This is another Warners NTSC release. I grow tired of writing about why this isn't acceptable and I'm sure all the staff writers and Australian DVD-buying public would agree. Clearly someone high up has decided that this is ok and the public seems to be accepting it.
This is a very good anamorphic 1.77:1 transfer (that's what it measures out to). The colours are solid and there is a pervasive consistent quality throughout. Colours are solid with an excellent rendition of skin, blacks and shadows. The number of wide angle landscape shots are finely detailed. You can easily see separate strands of hair on the various actors. It is not without certain flaws. Some are relatively minor like 'halo-ing' on dark/light borders. There's also some slight motion artifacts when actors move to a complex or patterned backdrop. They seem 'pasted' onto the background and there's some 'boiling' where they end and the background starts. It's isolated enough to not be too much of a problem. There's some specks and dots every so often.
There are two tracks, a Dolby Surround 2.0 at 192k/s in English and French. What can you expect for a 1982 era soundtrack? There is excellent intelligibility and that is all. The film lacks much audio effects or stereo separation. There isn't much of a score besides the jaunty 'Beatles' title track ('when I'm 64'). This is a heavily scripted film so one can only hope for excellent voicework from all the players and that's what one gets.
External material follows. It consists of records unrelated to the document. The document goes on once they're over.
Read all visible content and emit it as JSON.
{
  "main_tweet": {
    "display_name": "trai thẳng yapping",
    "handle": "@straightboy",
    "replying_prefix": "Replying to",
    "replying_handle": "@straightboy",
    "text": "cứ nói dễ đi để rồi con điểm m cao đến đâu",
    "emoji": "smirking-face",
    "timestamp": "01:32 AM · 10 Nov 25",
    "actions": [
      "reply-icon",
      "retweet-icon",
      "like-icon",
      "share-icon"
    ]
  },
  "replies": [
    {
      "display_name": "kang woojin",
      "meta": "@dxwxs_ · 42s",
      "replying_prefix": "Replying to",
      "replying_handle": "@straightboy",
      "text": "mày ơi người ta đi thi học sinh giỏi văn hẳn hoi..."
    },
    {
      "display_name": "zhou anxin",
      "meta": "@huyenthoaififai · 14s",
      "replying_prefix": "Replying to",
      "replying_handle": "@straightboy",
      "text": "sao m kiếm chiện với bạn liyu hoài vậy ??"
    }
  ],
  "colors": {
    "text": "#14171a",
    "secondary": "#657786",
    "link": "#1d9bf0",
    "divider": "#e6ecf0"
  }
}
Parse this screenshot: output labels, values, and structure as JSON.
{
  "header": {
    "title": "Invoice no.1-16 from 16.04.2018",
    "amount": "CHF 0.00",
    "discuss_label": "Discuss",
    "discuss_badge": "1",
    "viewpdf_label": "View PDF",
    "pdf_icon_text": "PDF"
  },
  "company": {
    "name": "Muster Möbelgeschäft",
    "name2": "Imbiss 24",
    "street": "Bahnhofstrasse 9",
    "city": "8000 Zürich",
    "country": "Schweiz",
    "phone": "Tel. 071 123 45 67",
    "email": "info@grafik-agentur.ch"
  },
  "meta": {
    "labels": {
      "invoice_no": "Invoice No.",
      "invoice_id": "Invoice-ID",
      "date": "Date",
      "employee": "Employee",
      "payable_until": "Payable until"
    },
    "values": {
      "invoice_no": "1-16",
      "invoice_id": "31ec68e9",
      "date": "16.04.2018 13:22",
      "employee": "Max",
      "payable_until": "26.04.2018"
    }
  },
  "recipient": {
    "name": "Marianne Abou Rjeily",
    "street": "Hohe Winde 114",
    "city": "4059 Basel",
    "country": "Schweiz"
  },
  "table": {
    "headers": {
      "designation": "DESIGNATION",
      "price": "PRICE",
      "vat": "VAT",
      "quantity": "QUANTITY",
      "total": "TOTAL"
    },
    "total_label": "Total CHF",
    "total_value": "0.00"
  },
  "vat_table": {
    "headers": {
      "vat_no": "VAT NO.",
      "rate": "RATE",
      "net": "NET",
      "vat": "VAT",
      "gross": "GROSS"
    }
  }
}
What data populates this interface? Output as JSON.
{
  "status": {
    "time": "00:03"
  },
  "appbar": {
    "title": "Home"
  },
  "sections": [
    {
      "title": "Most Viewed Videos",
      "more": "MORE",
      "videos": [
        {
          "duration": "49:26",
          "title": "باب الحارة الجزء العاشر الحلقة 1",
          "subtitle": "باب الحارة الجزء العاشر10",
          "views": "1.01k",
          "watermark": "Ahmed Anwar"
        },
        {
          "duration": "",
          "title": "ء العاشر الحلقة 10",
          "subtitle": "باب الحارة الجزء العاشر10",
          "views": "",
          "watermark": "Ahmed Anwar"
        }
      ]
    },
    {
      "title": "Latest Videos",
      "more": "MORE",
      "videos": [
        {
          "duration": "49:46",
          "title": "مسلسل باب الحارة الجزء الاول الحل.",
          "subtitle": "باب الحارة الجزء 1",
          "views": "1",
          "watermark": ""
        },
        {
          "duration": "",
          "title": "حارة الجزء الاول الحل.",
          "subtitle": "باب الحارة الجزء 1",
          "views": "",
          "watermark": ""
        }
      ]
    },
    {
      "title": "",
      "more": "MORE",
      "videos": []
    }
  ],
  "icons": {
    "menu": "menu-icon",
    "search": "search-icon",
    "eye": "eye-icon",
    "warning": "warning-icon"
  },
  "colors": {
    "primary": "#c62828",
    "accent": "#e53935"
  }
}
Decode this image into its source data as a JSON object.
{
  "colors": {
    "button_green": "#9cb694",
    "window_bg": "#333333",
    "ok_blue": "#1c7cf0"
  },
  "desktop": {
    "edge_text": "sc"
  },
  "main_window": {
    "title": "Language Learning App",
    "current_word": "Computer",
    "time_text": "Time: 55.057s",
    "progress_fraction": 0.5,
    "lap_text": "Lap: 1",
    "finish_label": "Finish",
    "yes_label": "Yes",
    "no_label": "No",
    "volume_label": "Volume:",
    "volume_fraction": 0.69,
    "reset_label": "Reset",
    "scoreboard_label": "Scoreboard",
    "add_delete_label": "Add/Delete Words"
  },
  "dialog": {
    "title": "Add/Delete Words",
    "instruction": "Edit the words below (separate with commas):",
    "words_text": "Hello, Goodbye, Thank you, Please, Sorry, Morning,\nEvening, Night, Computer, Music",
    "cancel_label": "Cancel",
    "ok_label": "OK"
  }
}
Extras are minimal. There's a smartly edited trailer that is done in a style that one might miss these days. There's a short cast biography however I'm guessing most people have a idea what Robin Williams, John Lithgow and Glenn Close have done since 1982. Strangely Lithgow's pictures have him still in drag with a ridicilous wig :-)
Lastly there's an awards menu where Close and Lithgow won various awards for their supporting roles from review bodies such as the NY and LA film critics. Strangely it does not state that they both were nominated for best supporting actors by the Academy. This is quite an award for Close in her debut performance. Williams is in his second major role. Also it might be of some interest that Lithgow was nominated for besy supporting 'actor' in his transexual role!
Will we ever see a native PAL version? At the time being this is as good as it gets. The extras are minimal however this is a very fine disc with a good representation of the film. Perhaps a good match for this is Irving's other book/film 'Hotel New Hampshire' which is just as odd ball as 'Garp'.